Rekordbox Video accomplishes what it sets out to do: it lets you mix videos just like you were DJing with music files, with just the right amount of tweakability to get your visual creativity going on the fly. There’s not much new here, though, as almost all of its features are available in other VJing apps like Mix Emergency and Serato Video, and it still has a ways to go before becoming stable enough for gig use.
First Impressions / Setting up
I fired up Rekordbox on my laptop computer, went to the Preferences, and got the Rekordbox Video add-on. It retails at a hefty US$149, but you can get a 30-day free trial if you want to check it out first. When you get Rekordbox Video, a “Video” button appears on the upper left. Clicking it brings up the Rekordbox Video interface in the middle of your screen (sounds familiar, Serato DJ users?).
It consists of three windows: two small ones on either side, which represent the left and the right video deck (this stays the same even if you’re mixing with four-channels). The middle window is your Preview window, which is what will be displayed onscreen if you’ve got your laptop hooked up to a projector, TV, or LED wall – think of it as the “master output” of your visuals.
Below the Preview window is a video crossfader that you can use to fade between the two video decks, just like a normal DJ mixer crossfader – you can tie it to your DJ controller’s crossfader by clicking the AV Sync button so you don’t have to move this independently, and it works great that way because it simplifies the process of VJing.
The video crossfader comes with 20 Transition FX, which let you vary the look of fading from one deck to another. You can set Rekordbox Video to automatically go through these effects in sequence or in a random order, just to keep your visual transitions fresh. It’s also possible to store up to five of your favourite Transition FX for quick recall.
Since Rekordbox Video was launched in tandem with the new DDJ-RZX flagship touchscreen controller, there are special Touch FX features here that take advantage of its displays. You can also just use your mouse and clicking and dragging on the Preview window to apply Touch FX, which I found to be quite fun and certainly more enjoyable than just moving the crossfader left and right.
Rekordbox Video allows you to organise your visuals into two kinds of playlists: Video and Photo. Photo playlists have the added function of being slideshows that you can load onto the “Slideshow” box in the Rekordbox Video interface which plays a series of photos while you mix.
Text, Image, and Camera overlay
Rekordbox Video can display some text using the fonts that you’ve got installed on your machine, and in different colours. It’s also possible to display a static image here from your computer. You can position of the text or image around the screen, but there’s very little in the way of animations and effects – at the moment, you can only choose to scroll the text or image left or right. It’s fine for displaying your DJ logo or for birthday greetings, though, and for that it gets the job done.

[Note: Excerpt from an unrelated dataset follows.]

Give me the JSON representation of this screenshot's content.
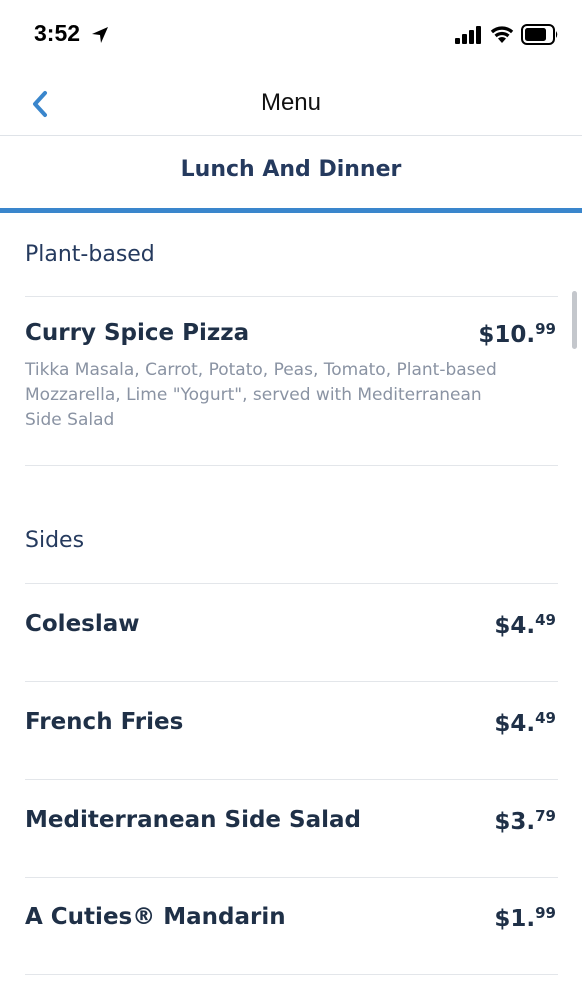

You can also opt to show a live feed from a camera, whether it’s your laptop’s onboard video camera or something that you’ve got connected to your computer, such as a GoPro. It’s not a groundbreaking feature, but I think turntablists and controllerists might want to take advantage of it during performances.
Rekordbox Video accomplishes what it sets out to do: it lets you mix videos just like you were DJing with music files, with just the right amount of tweakability to get your visual creativity going on the fly. Again, hardly groundbreaking stuff as this has been around for years now in apps like Mix Emergency, Virtual DJ, and Serato DJ.
Unlike the aforementioned programs, though, Rekordbox Video still has a ways to go in terms of stability. I’m on a 2015 MacBook Pro 15″, so I wasn’t expecting any issues with video playback, but I’d randomly get errors when dropping in MP4 videos. These aren’t massive files either (between 10 to 80MB), so there are clearly quite a number of bugs to squash to make this “gig ready”.
Overall, if you’re already using Rekordbox DJ and would want to give VJing a try, it wouldn’t hurt to get the 30-day free trial and see if it works for you. You’ll want to test it out with your system first before taking it on the road though, lest you crash in the middle of a set.